On 1/4/20 2:53 pm, Rick C wrote:
> On Tuesday, March 31, 2020 at 10:40:48 PM UTC-4, Clifford Heath wrote: >> Ultimately I want an RPi-like module with a GPU that supports CUDA... >> for a lower price than the Jetson Nano :). It's a shame to have to jump >> to an FPGA or funky DSP chip when a GPU is perfect for the job. > > I assume CUDA is a development language for GPUs?
Yes.
> The rPi GPU has a not fully documented GPU so it may or may not support CUDA.
Correct. Same for ODroid.
> But an FPGA is easy enough to find on a daughtercard for the rPi. Or are you saying you just don't want to mess with an FPGA at all and would rather use software on a GPU?
Yes, that. I want the array processor already defined for me, I just want to tell it what to do.
> Personally I much prefer coding FPGAs in HDL
I would too, if I had already learnt to do it.
> trying to get a sequentially executing CPU to appear to be processing in parallel. A GPU might be a bit fun though.
Yes, exactly.
> BTW, thanks to those who pointed out FFT benchmarks. Looks like a single chip CPU does come pretty close to two rack cabinets from 30+ years ago. It doesn't warm the room as well though.
In 1986 I was at HP, and we took delivery of one of their 3D Turbo SRX graphics rendering boxes... with hardware radiosity for rendering surfaces, etc... minimally configured, as we only needed it for configuration testing.

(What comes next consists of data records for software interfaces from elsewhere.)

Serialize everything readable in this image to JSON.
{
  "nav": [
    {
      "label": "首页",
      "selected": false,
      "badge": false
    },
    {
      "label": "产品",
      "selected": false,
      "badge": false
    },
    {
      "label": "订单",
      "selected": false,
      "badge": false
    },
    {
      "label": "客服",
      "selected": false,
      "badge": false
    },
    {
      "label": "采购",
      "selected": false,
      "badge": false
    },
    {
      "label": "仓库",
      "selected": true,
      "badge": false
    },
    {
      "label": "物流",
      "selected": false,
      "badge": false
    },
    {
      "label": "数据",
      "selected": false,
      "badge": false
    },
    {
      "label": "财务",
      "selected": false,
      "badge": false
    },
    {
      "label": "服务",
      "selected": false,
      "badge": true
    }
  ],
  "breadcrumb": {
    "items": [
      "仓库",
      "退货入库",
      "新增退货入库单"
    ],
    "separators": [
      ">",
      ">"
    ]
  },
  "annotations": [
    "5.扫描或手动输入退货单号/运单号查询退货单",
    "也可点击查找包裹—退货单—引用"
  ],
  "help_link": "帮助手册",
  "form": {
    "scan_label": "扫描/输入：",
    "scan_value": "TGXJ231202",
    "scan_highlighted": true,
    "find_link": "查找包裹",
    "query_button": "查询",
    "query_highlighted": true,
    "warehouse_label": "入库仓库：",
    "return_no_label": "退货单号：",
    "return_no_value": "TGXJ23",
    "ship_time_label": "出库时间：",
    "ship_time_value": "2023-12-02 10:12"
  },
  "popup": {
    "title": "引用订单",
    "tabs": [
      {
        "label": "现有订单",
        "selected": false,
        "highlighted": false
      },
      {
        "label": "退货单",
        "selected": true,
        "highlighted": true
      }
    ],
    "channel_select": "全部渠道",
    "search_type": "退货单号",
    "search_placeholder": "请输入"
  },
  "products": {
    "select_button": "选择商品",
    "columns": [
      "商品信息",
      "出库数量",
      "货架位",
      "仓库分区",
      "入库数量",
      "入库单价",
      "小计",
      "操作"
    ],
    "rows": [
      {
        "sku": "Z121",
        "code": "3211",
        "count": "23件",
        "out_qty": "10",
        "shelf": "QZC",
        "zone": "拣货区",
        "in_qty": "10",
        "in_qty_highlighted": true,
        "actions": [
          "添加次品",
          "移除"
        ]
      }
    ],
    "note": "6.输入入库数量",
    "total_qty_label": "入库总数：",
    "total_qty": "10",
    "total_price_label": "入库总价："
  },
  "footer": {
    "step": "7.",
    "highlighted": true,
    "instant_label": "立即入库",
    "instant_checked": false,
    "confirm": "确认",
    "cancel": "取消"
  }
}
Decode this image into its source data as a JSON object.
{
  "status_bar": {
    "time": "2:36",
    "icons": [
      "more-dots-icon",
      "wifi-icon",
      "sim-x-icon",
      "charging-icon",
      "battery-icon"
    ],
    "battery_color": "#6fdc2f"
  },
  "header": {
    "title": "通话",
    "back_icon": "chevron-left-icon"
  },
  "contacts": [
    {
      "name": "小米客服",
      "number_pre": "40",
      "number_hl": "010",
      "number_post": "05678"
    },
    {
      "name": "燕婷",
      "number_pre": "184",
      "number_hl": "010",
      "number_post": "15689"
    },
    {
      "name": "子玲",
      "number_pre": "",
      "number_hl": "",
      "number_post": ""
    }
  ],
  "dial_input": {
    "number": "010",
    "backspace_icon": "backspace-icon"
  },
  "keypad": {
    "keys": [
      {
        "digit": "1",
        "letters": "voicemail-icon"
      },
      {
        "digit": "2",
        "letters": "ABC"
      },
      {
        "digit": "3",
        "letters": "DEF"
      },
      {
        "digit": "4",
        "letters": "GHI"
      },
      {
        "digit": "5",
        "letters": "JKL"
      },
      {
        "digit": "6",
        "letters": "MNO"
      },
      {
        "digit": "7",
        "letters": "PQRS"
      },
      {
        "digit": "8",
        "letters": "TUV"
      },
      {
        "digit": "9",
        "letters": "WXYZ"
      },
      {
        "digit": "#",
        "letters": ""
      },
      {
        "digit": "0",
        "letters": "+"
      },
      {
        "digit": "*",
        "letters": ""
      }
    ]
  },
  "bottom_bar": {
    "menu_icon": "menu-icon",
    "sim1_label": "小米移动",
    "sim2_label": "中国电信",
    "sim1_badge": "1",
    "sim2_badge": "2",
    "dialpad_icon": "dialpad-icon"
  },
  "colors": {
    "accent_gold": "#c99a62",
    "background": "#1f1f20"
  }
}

But it was my desktop computer... That thing would still dim the lights when you turned it on! The performance was dwarfed by single-chip PC graphics cards in less than ten years. Clifford Heath
On 01/04/2020 04:53, Rick C wrote:

<snipped>
> > Personally I much prefer coding FPGAs in HDL than mucking about with the complexities of trying to get a sequentially executing CPU to appear to be processing in parallel.
Probably a dumb question, I'm no FPGA expert, but for a fixed-point FFT, could one use multiple shift and add multipliers instead of one fast hardware multiplier? Roughly how many shift-add multipliers could you fit in the same space as a fast multiplier? I use a 128 point FFT for a comms system, and a dsPIC handles this quickly enough with it's two hardware multipliers and ancillary logic, but I've wondered if an FPGA with lots of parallel shift-add multipliers might be quicker. In my application, I can't use FPGAs with inbuilt processors or multipliers. -- Cheers Clive